The Severn River
The Severn River flows through central Maryland, reaching the Chesapeake Bay near Annapolis. The primary source of freshwater is the Severn Run. Downstream, the river is fed by a number of smaller tributaries and coves.
The Severn River is recognized as a Maryland Scenic River. Along its path, the river passes through a mix of woodlands, agricultural areas, grassy areas, marshes, and swamps. Among its many habitats is one of the few remaining stands of Atlantic White Cedar on Maryland's western shore. Along its lower sections, submerged aquatic vegetation has returned in some areas.
More than 1,700 acres of the Severn Run watershed are protected by Maryland as a preserve designated the Severn Run Natural Environment Area. Much of the Severn River Watershed is impacted by human development. According to a Maryland Department of Natural Resources study, impervious surfaces now occupy nearly 20 percent of its suburban watershed.
Research suggests that the decline of yellow perch in the Severn is due in part to extensive urban development, rising salinity levels in the upper river's nursery habitats, and other factors. The Severn River Waterkeeper has documented multiple instances of hypoxic zones (dead zones) in the river.
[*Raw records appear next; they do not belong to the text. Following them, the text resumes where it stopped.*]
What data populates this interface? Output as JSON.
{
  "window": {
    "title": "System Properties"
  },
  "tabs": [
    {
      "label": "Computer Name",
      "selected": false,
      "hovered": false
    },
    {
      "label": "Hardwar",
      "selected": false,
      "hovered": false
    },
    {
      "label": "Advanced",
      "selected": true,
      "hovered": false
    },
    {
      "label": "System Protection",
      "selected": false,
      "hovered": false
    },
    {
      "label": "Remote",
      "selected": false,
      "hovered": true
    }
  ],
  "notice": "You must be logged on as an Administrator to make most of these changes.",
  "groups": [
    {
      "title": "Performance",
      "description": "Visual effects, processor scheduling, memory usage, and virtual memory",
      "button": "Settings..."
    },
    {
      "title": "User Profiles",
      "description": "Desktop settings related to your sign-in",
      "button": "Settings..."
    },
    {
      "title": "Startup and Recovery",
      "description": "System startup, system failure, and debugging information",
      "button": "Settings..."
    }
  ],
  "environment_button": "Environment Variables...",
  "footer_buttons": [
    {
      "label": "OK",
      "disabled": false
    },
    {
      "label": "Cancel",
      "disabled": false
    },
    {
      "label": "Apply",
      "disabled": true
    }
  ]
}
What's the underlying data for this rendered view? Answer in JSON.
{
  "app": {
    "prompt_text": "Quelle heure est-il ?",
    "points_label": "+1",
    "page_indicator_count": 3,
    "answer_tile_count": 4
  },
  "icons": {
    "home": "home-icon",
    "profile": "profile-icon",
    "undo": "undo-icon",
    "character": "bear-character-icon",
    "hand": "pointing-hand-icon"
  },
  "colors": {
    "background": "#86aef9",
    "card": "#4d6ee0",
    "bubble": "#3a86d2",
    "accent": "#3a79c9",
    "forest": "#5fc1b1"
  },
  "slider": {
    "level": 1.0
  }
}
In 2010, the Maryland Department of the Environment (MDE) investigated a large fish kill that included white perch, bay anchovy, menhaden, Atlantic needlefish, and other species. An algae bloom was listed as a contributing factor in the kill.
Severn River Fishing
The Severn River sustains a saltwater fishery and, to a lesser extent, a freshwater environment. Much of the fishing occurs in the tidal Severn, where white perch is by far the most common species of fish. Anglers fishing in the tidal Severn also catch striped bass, croakers, spot, and other saltwater species.
Farther up river, near Severn Run, anglers fish for a mix of freshwater and anadromous species including chain pickerel, white perch, carp, and others. Jabez Branch is said to contain one of the few remaining wild populations of brook trout in Maryland.
Because of its unique habitats and mix of species, fishermen often employ specialized fishing techniques. Jigs, spinnerbaits, spoons, inline spinners, and other small, flashy lures are extremely popular throughout the river. These types of lures seem to produce, even in low-visibility water. White, chartreuse, yellow, and pink are known to be effective colors in the Severn.
Anglers using these lures report fishing success in a number of areas throughout the Severn River. White perch are often found around submerged structure, along drop offs, in current rips, and along the shoreline. The same lures and techniques that produce fish in the tidal river can also be utilized to catch chain pickerel and white perch in the Severn River's upper reaches.
One of the more interesting fishing areas is the Severn River Artificial Reef. Located near 38°59.63 North 076°29.07 West. The reef, which lies in 15-30 feet of water, consists primarily of remnants from the old Route 2 bridge.
The Severn River is a popular location for a variety of water sports, including pleasure boating, sailing, water skiing, sailboarding, kayaking, and other activities. The area near the river's mouth often bustles with a mix of fishing boats, sailboats, tours, and other activity. The U.S. Naval academy, nearby bluffs, and Chesapeake Bay Bridge all combine to provide a stunning backdrops for boating.